DATASET –

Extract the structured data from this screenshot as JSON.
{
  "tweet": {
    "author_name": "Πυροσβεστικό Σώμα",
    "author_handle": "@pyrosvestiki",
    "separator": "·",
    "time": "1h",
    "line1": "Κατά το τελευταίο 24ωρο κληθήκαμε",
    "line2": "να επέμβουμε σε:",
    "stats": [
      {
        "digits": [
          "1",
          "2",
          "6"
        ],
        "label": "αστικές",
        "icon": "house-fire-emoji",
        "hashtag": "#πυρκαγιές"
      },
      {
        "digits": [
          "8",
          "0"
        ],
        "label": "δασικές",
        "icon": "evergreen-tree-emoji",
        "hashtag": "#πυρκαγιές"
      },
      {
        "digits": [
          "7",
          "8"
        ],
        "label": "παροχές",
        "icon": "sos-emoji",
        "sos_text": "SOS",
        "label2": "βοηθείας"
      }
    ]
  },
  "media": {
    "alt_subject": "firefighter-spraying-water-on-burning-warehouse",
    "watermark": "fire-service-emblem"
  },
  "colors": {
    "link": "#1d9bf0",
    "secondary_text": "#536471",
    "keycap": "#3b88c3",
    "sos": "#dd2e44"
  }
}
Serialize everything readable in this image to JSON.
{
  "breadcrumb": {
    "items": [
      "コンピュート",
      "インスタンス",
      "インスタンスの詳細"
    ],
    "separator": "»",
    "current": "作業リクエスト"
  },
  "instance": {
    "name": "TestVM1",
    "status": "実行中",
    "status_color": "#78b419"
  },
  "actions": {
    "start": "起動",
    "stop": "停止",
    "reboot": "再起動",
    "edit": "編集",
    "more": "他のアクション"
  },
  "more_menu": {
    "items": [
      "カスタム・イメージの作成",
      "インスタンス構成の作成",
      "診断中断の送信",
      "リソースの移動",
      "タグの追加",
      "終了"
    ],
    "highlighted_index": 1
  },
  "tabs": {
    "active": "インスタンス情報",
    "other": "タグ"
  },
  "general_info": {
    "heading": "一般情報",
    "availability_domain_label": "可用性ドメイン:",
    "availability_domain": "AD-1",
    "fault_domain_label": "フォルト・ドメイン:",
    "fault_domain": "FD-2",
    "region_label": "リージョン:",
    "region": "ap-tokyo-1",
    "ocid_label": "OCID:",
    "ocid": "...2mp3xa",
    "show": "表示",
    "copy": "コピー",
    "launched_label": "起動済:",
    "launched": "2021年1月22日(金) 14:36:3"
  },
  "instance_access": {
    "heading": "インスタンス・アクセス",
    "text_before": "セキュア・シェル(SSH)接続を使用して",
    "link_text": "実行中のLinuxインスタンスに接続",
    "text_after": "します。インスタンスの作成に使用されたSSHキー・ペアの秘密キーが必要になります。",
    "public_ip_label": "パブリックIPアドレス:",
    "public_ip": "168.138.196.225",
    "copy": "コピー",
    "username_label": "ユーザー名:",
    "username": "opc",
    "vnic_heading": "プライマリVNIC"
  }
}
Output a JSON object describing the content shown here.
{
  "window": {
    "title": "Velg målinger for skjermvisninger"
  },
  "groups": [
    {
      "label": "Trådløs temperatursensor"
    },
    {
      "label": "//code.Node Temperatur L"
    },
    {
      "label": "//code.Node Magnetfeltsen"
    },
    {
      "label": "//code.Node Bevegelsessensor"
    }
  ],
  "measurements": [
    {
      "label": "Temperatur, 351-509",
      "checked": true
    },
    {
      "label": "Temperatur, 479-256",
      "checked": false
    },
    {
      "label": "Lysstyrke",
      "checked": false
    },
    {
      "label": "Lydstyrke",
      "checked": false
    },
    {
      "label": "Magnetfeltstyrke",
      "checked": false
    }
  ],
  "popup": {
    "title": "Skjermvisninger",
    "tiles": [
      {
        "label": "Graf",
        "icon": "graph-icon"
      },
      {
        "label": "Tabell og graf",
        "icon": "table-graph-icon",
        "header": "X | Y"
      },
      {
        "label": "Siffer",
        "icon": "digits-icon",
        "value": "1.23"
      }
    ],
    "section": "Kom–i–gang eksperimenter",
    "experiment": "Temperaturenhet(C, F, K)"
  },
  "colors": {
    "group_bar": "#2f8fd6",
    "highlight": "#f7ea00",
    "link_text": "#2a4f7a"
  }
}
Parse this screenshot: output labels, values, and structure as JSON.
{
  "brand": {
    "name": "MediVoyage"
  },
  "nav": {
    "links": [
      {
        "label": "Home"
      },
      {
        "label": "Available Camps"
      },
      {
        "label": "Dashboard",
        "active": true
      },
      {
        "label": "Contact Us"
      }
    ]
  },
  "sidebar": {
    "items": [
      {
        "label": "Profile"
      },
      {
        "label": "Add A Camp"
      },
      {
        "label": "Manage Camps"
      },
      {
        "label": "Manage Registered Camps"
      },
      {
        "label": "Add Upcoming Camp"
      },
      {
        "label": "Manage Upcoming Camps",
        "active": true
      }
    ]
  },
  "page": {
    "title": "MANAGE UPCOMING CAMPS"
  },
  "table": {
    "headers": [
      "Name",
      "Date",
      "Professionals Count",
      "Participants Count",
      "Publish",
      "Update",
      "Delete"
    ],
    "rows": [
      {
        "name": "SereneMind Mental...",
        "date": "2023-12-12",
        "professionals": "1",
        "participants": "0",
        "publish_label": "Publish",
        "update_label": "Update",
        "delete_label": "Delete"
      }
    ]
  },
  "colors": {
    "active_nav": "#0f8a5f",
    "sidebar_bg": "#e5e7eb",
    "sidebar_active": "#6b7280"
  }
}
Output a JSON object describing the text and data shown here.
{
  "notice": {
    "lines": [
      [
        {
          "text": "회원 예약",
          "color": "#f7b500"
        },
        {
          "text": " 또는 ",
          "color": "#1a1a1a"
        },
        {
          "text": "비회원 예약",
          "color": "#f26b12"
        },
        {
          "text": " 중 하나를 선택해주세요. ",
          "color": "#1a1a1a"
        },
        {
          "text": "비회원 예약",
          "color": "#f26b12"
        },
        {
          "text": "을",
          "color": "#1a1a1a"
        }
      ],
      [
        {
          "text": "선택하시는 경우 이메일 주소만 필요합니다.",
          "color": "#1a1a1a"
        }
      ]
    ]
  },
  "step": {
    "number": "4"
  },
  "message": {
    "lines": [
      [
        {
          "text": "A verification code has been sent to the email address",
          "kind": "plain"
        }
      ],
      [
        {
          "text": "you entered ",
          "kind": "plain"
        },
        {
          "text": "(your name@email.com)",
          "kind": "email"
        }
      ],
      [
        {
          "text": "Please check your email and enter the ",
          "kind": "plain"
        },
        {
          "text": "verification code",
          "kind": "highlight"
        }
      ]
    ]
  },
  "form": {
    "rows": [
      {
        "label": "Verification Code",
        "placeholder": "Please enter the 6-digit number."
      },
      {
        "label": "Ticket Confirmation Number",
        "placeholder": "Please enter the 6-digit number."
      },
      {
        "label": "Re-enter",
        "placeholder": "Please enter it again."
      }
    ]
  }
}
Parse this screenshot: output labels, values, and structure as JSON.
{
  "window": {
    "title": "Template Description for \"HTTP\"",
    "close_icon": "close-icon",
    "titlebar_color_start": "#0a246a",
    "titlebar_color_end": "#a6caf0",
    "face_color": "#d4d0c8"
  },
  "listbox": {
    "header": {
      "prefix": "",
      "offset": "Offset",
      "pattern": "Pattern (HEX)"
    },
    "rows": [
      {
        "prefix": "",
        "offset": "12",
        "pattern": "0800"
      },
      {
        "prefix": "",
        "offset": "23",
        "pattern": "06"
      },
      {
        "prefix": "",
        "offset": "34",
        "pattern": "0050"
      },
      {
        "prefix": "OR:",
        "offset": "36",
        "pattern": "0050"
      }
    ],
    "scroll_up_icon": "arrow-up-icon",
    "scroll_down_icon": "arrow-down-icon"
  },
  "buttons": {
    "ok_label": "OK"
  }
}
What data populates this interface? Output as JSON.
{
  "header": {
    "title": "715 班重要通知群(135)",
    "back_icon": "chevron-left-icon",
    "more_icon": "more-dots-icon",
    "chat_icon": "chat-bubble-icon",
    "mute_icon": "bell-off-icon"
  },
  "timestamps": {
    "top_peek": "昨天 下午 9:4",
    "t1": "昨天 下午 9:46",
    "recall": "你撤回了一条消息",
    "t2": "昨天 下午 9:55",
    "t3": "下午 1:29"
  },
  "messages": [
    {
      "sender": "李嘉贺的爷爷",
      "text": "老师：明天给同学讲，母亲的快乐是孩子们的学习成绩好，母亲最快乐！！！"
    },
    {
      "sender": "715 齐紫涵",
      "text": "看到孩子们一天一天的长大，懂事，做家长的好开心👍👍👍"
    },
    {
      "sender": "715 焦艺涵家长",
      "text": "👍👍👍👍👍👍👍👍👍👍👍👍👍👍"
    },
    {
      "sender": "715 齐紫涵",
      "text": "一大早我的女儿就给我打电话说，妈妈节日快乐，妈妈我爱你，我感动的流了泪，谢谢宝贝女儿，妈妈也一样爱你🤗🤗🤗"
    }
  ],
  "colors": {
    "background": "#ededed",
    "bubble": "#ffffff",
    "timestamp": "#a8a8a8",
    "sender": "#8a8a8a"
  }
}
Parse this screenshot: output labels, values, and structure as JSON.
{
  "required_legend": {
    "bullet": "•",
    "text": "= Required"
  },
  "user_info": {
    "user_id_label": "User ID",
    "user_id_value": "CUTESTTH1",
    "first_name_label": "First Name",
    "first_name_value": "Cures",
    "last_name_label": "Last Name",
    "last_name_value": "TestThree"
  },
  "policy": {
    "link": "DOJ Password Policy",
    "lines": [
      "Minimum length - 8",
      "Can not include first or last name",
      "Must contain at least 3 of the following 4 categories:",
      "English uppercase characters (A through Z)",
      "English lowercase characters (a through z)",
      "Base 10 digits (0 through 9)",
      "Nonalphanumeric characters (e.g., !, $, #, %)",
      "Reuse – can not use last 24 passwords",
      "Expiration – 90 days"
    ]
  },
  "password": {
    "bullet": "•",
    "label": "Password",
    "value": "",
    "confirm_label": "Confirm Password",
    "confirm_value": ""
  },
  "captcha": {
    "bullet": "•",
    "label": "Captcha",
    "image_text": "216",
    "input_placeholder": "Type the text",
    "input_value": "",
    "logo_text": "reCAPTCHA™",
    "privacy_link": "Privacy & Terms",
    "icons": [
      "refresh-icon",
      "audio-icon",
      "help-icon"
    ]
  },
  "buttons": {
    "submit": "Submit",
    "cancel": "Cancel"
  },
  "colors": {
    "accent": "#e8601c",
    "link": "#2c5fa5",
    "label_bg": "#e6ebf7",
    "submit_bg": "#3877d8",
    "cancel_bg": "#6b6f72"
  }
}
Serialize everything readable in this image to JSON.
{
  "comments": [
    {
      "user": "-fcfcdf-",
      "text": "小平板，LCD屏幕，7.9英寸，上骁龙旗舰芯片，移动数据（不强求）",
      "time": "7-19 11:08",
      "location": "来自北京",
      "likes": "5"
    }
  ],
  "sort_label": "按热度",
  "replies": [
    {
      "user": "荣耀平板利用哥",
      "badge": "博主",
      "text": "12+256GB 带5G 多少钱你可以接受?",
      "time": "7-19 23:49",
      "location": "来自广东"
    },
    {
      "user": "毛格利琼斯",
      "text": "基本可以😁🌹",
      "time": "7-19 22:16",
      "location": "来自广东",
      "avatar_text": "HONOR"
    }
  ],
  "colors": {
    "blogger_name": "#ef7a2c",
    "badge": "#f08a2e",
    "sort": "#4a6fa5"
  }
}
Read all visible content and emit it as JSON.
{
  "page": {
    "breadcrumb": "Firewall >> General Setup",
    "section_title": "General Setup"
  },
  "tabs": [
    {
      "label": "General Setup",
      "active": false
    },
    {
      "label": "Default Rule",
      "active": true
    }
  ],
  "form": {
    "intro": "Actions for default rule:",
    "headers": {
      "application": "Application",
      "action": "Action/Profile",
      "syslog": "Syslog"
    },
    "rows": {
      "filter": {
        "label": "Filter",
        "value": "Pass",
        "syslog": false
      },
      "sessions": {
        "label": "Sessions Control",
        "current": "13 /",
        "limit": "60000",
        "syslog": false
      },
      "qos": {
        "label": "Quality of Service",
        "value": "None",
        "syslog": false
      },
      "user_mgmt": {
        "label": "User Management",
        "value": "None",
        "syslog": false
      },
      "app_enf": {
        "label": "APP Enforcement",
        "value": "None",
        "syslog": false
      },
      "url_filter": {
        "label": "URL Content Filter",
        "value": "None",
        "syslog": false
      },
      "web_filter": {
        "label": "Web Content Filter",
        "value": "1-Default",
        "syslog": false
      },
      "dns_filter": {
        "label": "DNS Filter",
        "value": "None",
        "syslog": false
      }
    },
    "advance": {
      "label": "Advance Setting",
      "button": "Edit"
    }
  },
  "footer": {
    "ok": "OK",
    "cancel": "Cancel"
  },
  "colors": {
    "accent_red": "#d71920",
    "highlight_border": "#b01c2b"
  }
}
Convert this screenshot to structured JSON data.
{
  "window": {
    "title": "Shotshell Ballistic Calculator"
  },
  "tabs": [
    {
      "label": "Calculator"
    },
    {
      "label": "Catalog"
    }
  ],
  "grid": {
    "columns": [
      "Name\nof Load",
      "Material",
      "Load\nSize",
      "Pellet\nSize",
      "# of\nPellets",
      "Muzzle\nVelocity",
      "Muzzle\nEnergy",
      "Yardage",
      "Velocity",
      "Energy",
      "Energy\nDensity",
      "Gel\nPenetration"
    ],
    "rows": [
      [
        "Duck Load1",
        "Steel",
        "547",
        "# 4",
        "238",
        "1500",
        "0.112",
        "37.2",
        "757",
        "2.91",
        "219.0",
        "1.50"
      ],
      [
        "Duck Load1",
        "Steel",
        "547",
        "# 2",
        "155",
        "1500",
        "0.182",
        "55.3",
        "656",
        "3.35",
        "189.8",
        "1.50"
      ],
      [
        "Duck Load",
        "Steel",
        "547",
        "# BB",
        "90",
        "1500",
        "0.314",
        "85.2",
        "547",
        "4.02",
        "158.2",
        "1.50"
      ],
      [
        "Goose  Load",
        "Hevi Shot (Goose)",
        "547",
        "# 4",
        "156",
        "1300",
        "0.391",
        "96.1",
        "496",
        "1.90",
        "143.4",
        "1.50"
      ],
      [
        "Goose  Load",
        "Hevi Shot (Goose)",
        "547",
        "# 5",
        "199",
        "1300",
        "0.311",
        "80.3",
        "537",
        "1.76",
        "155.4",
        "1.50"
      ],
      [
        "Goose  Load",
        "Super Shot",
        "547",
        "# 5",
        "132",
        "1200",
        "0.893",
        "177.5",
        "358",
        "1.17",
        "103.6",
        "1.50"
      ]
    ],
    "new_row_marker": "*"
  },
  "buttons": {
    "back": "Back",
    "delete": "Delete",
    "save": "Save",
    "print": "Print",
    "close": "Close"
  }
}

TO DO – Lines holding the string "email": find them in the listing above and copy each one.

SOLUTION TO THE EXERCISE –
          "text": "A verification code has been sent to the email address",
          "text": "(your name@email.com)",
          "kind": "email"
          "text": "Please check your email and enter the ",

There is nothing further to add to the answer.